I picked up The Selves by Sonja Ahlers, which was recently published by Drawn and Quarterly. Drawn and Quarterly is a publishing company based in Montreal that specializes in comic books and other graphic works. The Selves defies any simple catagory; it looks like an artist’s book, feels like a zine and is described by Ahlers as ‘a feminist scrapbook’ on her website.
Art History is a concept store nestled in the heart of Queen Street West, just a block or two east of The Drake Hotel. Inside you’ll find what you’ve always dreamed a garage sale could be: china sets, clothes, glassware, zines, jewelry, ashtrays and trinkets galore! Nostalgia, vintage and hand-made reign.
Remember the not so distant past, when the inane chatter we now send in the form of texts and tweets was hand-written and passed secretly in the classroom? Local artist Tara Bursey has commemorated the art of note-writing with her Ninth Grade Notes Project. You can buy photocopied notes circa 1995 from the cash for $2. I bought Note #5 and a vintage green polka-dotted silk scarf.
This morning I wandered around the Sunday Antique Market at Front and Jarvis. The market’s unspoken speciality is Canadiana, and I was lucky enough to spot this book at one of the stalls! Published in 1978, Toronto The Good features historical photographs of the city sourced at the Metropolitan Toronto central library on Yonge Street, which is now referred to as the Toronto Reference Library. I plan to post historical photographs of The Good periodically.
I also purchased a working Polaroid camera for $15.00, an issue of Maclean’s Magazine from 1946, a few Montreal Expo 1967 postcards, and some wicked vintage buttons! Happiness.
On display at Birch Libralato is an eerily beautiful suit of photographs by Toronto-based artist Toni Hafkenscheid. The exhibition is aptly titled ‘Relics of the Future’ as it considers the faded legacies of dated monuments and infastructure projects.
Highlights for me include a photograph of the Niagara Falls Tower (2009) against an inky blue evening sky, and one of the Trenton Plane (2010), which reminds me of road trips east along HWY 401. Both works recall the now lost optimistic spirit that drastically changed the face of Canada’s architectural landscape in the 1960s.
Thanks to his use of the tilt-shift technique, Hafkenscheid’s photographs are like soft-focus memories whose subjects are at once personal and linked the popular imagination.
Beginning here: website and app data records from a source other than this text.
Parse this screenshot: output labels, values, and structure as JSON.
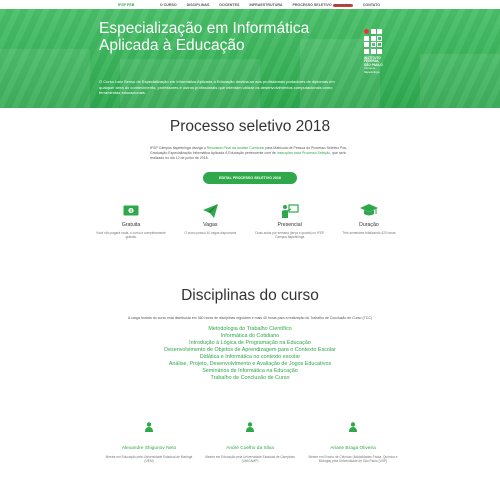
{
  "nav": {
    "brand": "IFSP PEB",
    "links": [
      "O CURSO",
      "DISCIPLINAS",
      "DOCENTES",
      "INFRAESTRUTURA",
      "PROCESSO SELETIVO",
      "CONTATO"
    ],
    "badge": "INSCRIÇÕES"
  },
  "hero": {
    "title": "Especialização em Informática Aplicada à Educação",
    "text": "O Curso Lato Sensu de Especialização em Informática Aplicada à Educação destina-se aos profissionais portadores de diplomas em qualquer área do conhecimento, professores e outros profissionais que intentam utilizar os desenvolvimentos computacionais como ferramentas educacionais.",
    "logo": {
      "line1": "INSTITUTO",
      "line2": "FEDERAL",
      "line3": "SÃO PAULO",
      "line4": "Câmpus",
      "line5": "Itapetininga"
    }
  },
  "processo": {
    "title": "Processo seletivo 2018",
    "text_before": "IFSP Câmpus Itapetininga divulga o ",
    "text_link": "Resultado Final da Análise Curricular",
    "text_mid": " para Matrícula de Pessoa do Processo Seletivo Pós-Graduação Especialização Informática Aplicada À Educação pertencente com de ",
    "text_link2": "Instruções para Processo Seleção",
    "text_after": ", que será realizado no dia 12 de junho de 2018.",
    "button": "EDITAL PROCESSO SELETIVO 2018"
  },
  "features": [
    {
      "icon": "money-icon",
      "label": "Gratuita",
      "text": "Você não pagará nada, o curso é completamente gratuito"
    },
    {
      "icon": "paper-plane-icon",
      "label": "Vagas",
      "text": "O curso possui 40 vagas disponíveis"
    },
    {
      "icon": "presentation-icon",
      "label": "Presencial",
      "text": "Duas aulas por semana (terça e quarta) no IFSP Câmpus Itapetininga"
    },
    {
      "icon": "graduation-cap-icon",
      "label": "Duração",
      "text": "Três semestres totalizando 420 horas"
    }
  ],
  "disciplinas": {
    "title": "Disciplinas do curso",
    "subtitle": "A carga horária do curso está distribuída em 360 horas de disciplinas regulares e mais 40 horas para a realização do Trabalho de Conclusão de Curso (TCC)",
    "items": [
      "Metodologia do Trabalho Científico",
      "Informática do Cotidiano",
      "Introdução à Lógica de Programação na Educação",
      "Desenvolvimento de Objetos de Aprendizagem para o Contexto Escolar",
      "Didática e Informática no contexto escolar",
      "Análise, Projeto, Desenvolvimento e Avaliação de Jogos Educativos",
      "Seminários de Informática na Educação",
      "Trabalho de Conclusão de Curso"
    ]
  },
  "docentes": [
    {
      "name": "Alexandre Shigunov Neto",
      "desc": "Mestre em Educação pela Universidade Estadual de Maringá (UEM)"
    },
    {
      "name": "André Coelho da Silva",
      "desc": "Mestre em Educação pela Universidade Estadual de Campinas (UNICAMP)"
    },
    {
      "name": "Ariane Braga Oliveira",
      "desc": "Mestre em Ensino de Ciências (Modalidades Física, Química e Biologia) pela Universidade de São Paulo (USP)"
    }
  ]
}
One particularly puzzling effect of tilt-sift is that all photographed objects and scenes appear miniature in size, like toys or scale models. The nostalgic pangs we feel looking at Hafkensheid’s photographs are thus strongly linked to the loss of childhood play.
We adopted Toronto’s historical nickname, the good, for our blog because it aptly describes both what’s frustrating and wonderful about this city. The nickname has long described Toronto’s conservatism and propriety. With our blog, we’re hoping to reclaim the derogatory moniker and shed light on those striving to make the good a great place to live. Our community of artists, designers, musicians and the like should be celebrated. There’s a vibrant arts scene here that goes unnoticed to outsiders and we’d like to bring attention to it. The good is about community, sharing and everything that’s cool about this place.